United Airlines asks pilots to take unpaid leave due to Boeing delivery delays

United Airlines has asked pilots to take voluntary unpaid leave since Boeing delivery delays mean the airline will be operating fewer flights than planned over the following months.

The carrier has already stopped the recruiting process for new pilots and has offered current pilots “voluntary programs” for the month of May, according to a memo sent by pilot unions. “Our forecasted block hours for 2024 have been reduced and we are offering our pilots voluntary programs for the month of May to reduce excess staffing”, United said in a statement.

Among the options, workers can take the whole month of May off, unpaid, but still receiving some benefits, or otherwise chose their dates for being off. Pilots can also opt for a blank schedule where they will be allowed to pick and trade trips, according to Reuters. While the United staff memo only mentions the month of May, unions are expecting the delivery delays to affect schedules over the summer and possibly into fall as well.

United’s fleet constitutes of 81% Boeing aircraft and, besides the prolonged delivery delays due to the manufacturer’s ongoing safety inspections, some of its fleet is also grounded, partly due to Boeing quality controls and partly due to a new safety probe initiated by the US Federal Aviation Administration ( FAA) specifically into the airline.

Boeing has been struggling since the beginning of the year when a mid-flight blowout on an Alaska Airlines flight marked the start of a disastrous year for the aircraft manufacturer.
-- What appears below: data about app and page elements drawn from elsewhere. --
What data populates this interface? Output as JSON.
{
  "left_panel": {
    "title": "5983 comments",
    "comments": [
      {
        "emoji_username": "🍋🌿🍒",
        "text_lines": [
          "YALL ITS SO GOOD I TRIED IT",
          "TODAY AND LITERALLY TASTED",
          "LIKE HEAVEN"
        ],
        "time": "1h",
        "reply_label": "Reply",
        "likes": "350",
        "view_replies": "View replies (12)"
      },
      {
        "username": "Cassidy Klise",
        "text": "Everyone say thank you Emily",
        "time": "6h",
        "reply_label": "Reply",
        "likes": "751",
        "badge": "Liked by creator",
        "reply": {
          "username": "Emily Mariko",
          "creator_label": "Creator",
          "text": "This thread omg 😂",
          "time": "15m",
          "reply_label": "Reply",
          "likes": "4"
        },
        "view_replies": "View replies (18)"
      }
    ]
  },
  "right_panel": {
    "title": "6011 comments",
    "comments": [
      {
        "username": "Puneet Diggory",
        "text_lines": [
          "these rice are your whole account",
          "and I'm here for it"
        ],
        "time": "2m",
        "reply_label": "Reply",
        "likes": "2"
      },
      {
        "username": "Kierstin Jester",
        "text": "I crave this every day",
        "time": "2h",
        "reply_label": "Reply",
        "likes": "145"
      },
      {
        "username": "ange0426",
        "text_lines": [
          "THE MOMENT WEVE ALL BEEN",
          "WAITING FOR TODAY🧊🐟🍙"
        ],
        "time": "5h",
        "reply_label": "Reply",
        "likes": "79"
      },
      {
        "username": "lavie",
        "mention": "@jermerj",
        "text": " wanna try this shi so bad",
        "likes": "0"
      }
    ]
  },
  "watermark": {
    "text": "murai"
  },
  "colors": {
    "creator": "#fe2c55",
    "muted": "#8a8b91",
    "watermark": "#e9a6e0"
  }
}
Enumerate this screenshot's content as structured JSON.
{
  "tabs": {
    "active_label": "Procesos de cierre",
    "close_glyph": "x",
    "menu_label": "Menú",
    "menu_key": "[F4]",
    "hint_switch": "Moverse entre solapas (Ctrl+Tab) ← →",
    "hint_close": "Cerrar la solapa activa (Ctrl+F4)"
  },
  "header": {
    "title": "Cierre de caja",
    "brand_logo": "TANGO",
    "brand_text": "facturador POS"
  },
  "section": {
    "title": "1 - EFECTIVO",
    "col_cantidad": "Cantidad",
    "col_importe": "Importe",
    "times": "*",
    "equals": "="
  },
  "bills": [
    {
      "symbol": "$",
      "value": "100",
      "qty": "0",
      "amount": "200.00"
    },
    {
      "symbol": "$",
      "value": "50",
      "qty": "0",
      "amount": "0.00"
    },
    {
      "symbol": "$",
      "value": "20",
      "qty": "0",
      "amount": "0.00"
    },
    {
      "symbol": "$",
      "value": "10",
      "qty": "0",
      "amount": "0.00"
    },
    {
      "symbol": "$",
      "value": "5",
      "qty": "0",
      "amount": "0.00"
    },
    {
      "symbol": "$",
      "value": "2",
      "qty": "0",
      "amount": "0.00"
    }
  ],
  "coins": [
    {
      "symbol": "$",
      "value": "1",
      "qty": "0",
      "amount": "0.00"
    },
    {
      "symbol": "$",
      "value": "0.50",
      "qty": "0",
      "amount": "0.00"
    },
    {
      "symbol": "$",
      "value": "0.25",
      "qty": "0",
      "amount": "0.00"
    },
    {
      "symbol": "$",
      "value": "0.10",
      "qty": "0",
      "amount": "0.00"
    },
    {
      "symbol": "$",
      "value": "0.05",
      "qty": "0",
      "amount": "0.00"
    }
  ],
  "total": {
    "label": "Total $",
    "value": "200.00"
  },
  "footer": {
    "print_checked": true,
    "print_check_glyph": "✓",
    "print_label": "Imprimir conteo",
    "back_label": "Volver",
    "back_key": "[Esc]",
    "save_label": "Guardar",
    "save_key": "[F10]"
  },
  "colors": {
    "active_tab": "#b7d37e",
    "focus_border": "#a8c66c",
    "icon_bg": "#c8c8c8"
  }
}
Amid the crisis, the company’s CEO Dave Calhoun has announced he will be stepping down at the end of the year, while the Boeing Commercial Airplanes President and Chief Executive Officer, Stan Deal, was replaced on 25 March.

Boeing was already struggling to meet deliveries even before the grounding of its models for safety inspection. Foreseeing the worsening of the situation, Ryanair, whose fleet is exclusively Boeing, already adapted its summer schedule in January, with CEO Michael O’Leary warning of a 10% fare rise caused by the delivery delays.

On the other hand, airlines who are less reliant on Boeing and have a higher number of Airbuses in their fleet will be less affected this summer. United rivals, American Airlines and Delta Air Lines, only have about half of their fleets made of Boeings and have not reported major changes for the summer. Similarly, in Europe, during the Airlines for Europe aviation summit, the CEOs of British Airlines owner, IAG group, easyJet and Air France – KLM all said they expect no to few delivery delays this year, but no impact to schedules.



Source Travel Tomorrow